Author Gayle Jessup White's video presentation in the latest virtual event of the Thought Leadership Series at Lesley University.
Never meet your heroes, especially when they’re 18th-century American presidents.
Gayle Jessup White, last night’s featured speaker in the Thought Leadership Series at Lesley University, is public relations and community engagement officer for the Thomas Jefferson Foundation at Monticello.
“I am also the first descendant of the enslaved and the enslaver to work there and be paid for it,” she said, adding that she learned some hard though fascinating lessons about one of the most prominent founding fathers — and her own family secrets — during decades of “detective work.”
Back in her adolescence, through conversations with her older sister and other family members, the acclaimed former television journalist began the tortuous process of discovering her ancestral ties to Jefferson and some of the people he owned at his estate in Monticello and his retreat 30 miles north. Her tale of transforming family lore into solid genealogical research is outlined in her recently published book “Reclamation: Sally Hemings, Thomas Jefferson, and a Descendant's Search for Her Family's Lasting Legacy."
The third president of the United States and the author of the Declaration of Independence had long been Jessup White’s favorite president because of his brilliant writing. That’s why a conversation with her significantly older sister, revealing the family connection to Jefferson, took her aback.
“I was shocked,” she said. “I’m a little Black girl growing up in Washington, D.C.; Thomas Jefferson was a white man who happened to be president of the United States.”
Such revelations came at a cost. At age 13, Jessup White said, “I began to lose my innocent perspective on the world,” as she realized that the man who penned that all men are created equal” actually owned slaves.
“Jefferson was horribly flawed,” Jessup White said. “I’m hurt and disillusioned by what I found out about him. He was almost a god, frankly.”
Jessup White began to put the pieces together about her family and the third president. Like Jefferson, her father, Cedric Jessup, was 6-foot-2 and had red hair and freckles, though he offered little more information about his ancestry, beyond that his mother, Eva Robinson Taylor, was from Charlottesville.
“Why didn’t he know more about his family?” Jessup White wondered, though she soon had a clue: the family had more than its share of personal tragedy.

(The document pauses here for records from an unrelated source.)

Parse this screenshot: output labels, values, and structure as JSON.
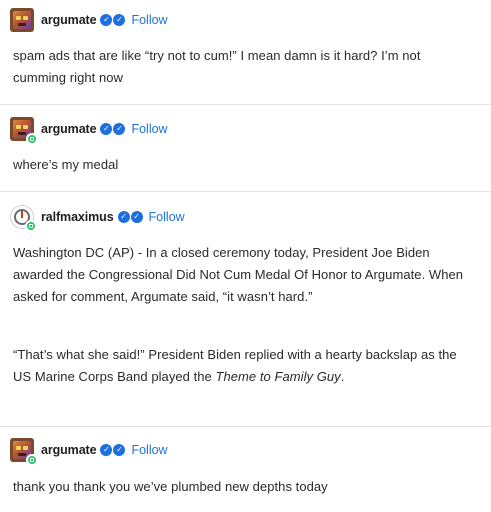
{
  "posts": [
    {
      "username": "argumate",
      "follow_label": "Follow",
      "paragraphs": [
        "spam ads that are like “try not to cum!” I mean damn is it hard? I’m not cumming right now"
      ]
    },
    {
      "username": "argumate",
      "follow_label": "Follow",
      "paragraphs": [
        "where’s my medal"
      ]
    },
    {
      "username": "ralfmaximus",
      "follow_label": "Follow",
      "paragraphs": [
        "Washington DC (AP) - In a closed ceremony today, President Joe Biden awarded the Congressional Did Not Cum Medal Of Honor to Argumate. When asked for comment, Argumate said, “it wasn’t hard.”",
        "“That’s what she said!” President Biden replied with a hearty backslap as the US Marine Corps Band played the",
        "Theme to Family Guy",
        "."
      ]
    },
    {
      "username": "argumate",
      "follow_label": "Follow",
      "paragraphs": [
        "thank you thank you we’ve plumbed new depths today"
      ]
    }
  ],
  "icons": {
    "verified_badge": "checkmark-badge-icon",
    "online_badge": "online-status-icon"
  },
  "colors": {
    "follow_link": "#1a73d9",
    "verified": "#1d6fe0",
    "online": "#2cc36b",
    "divider": "#e3e3e3"
  }
}
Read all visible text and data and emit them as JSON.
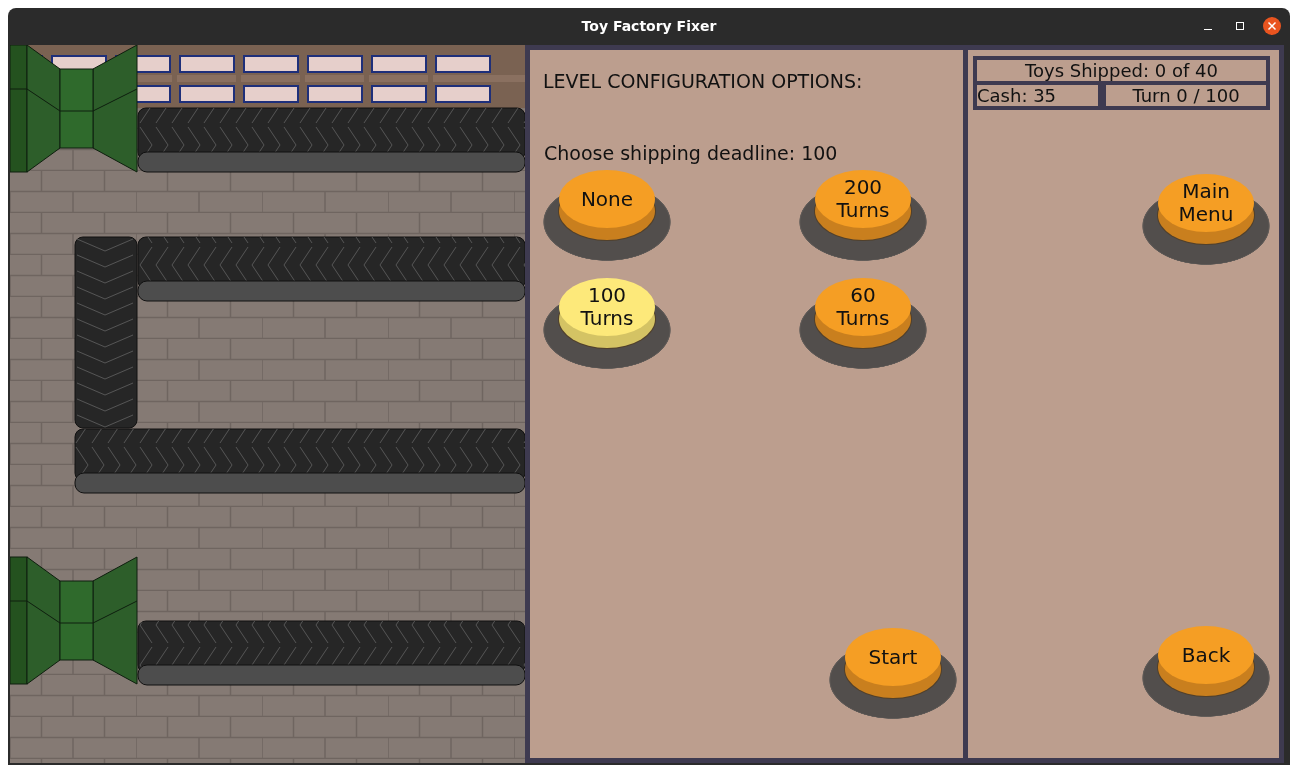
{
  "window": {
    "title": "Toy Factory Fixer"
  },
  "config": {
    "heading": "LEVEL CONFIGURATION OPTIONS:",
    "prompt": "Choose shipping deadline: 100",
    "options": [
      {
        "label": "None",
        "selected": false
      },
      {
        "label": "200 Turns",
        "selected": false
      },
      {
        "label": "100 Turns",
        "selected": true
      },
      {
        "label": "60 Turns",
        "selected": false
      }
    ],
    "start_button": "Start"
  },
  "status": {
    "toys_shipped": "Toys Shipped: 0 of 40",
    "cash": "Cash: 35",
    "turn": "Turn 0 / 100"
  },
  "main_menu_button": "Main Menu",
  "back_button": "Back"
}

Jessup White’s grandfather, Arthur Jessup, a gunner in the Spanish-American War, died when her father was 5 years old. In addition, four of Cedric Jessup’s sisters died young of tuberculosis.
While the family history might have been raw to her father, Jessup White was impelled to go on throughout the years. She marshaled the resources she had at hand — photographs, diaries, letters and a family Bible. Later, under the tutelage of Lucia “Cinder” Stanton (author of “Those Who Labor for My Happiness”), she used Census and military records to confirm her roots to Jefferson and those he enslaved.

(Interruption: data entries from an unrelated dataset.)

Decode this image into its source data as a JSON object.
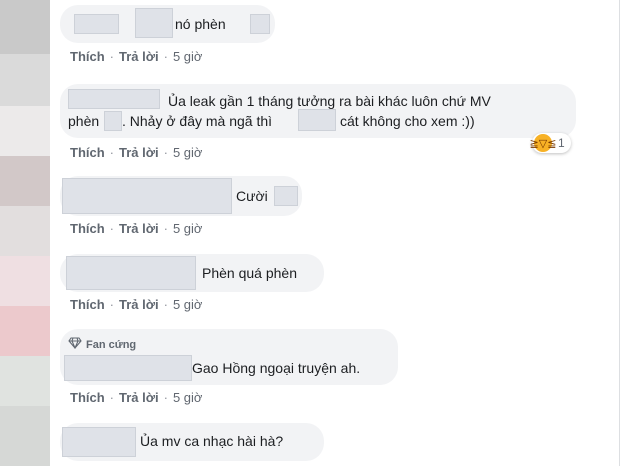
{
  "action_labels": {
    "like": "Thích",
    "reply": "Trả lời",
    "time": "5 giờ"
  },
  "badge": {
    "label": "Fan cứng",
    "icon": "diamond-icon"
  },
  "comments": [
    {
      "text": "nó phèn"
    },
    {
      "line1": "Ủa leak gần 1 tháng tưởng ra bài khác luôn chứ MV",
      "line2a": "phèn",
      "line2b": ". Nhảy ở đây mà ngã thì",
      "line2c": "cát không cho xem :))",
      "reaction_count": "1",
      "reaction_icon": "laughing-emoji-icon"
    },
    {
      "text": "Cười"
    },
    {
      "text": "Phèn quá phèn"
    },
    {
      "text": "Gao Hồng ngoại truyện ah."
    },
    {
      "text": "Ủa mv ca nhạc hài hà?"
    }
  ],
  "colors": {
    "bubble": "#f2f3f5",
    "meta": "#606770",
    "text": "#1c1e21"
  }
}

“Let’s make it easy,” Jessup White said. “Thomas Jefferson’s great-great-grandson was my great-grandfather.”
However, the consequences of the discovery are anything but easy, as she had to confront the reality that she and her family exist, at least in part, as a result of rape of enslaved women. Still, the sobering truth gives her strength today, Jessup White said.
“When I get tired of having to defend and explain and have people understand how Black people have been enslaved and disrespected,” Jessup White said, she realizes that “we are the sum total of those people.”
“Without us, there would have been no Monticello. There would not have been 5,000 acres of land. There would not have been a Declaration of Independence,” she said, as slave labor gave Jefferson the freedom to think and write. Yet Jefferson died in excruciating debt, a debt paid by the people he enslaved, who were auctioned off to other slave owners after his death to pay his creditors.
Though his most famous writing presented an ideal of equality, his life presented a far different story.
“People say he was a hypocrite. OK, we’ll give him that. But he was also extraordinarily irresponsible,” Jessup White said. “Let’s just see him for who he is, not just some granite figure on Mount Rushmore.”
While his profound defects of character, and the evil he and his contemporaries perpetrated on enslaved Africans, should never be whitewashed, his contributions, particularly the Declaration of Independence, should never be forgotten, Jessup White said.
“Thomas Jefferson will always be an important figure in American history,” she said. “That document inspired freedom fighters around the world. It inspired Dr. Martin Luther King Jr. … so Jefferson cannot be dismissed.”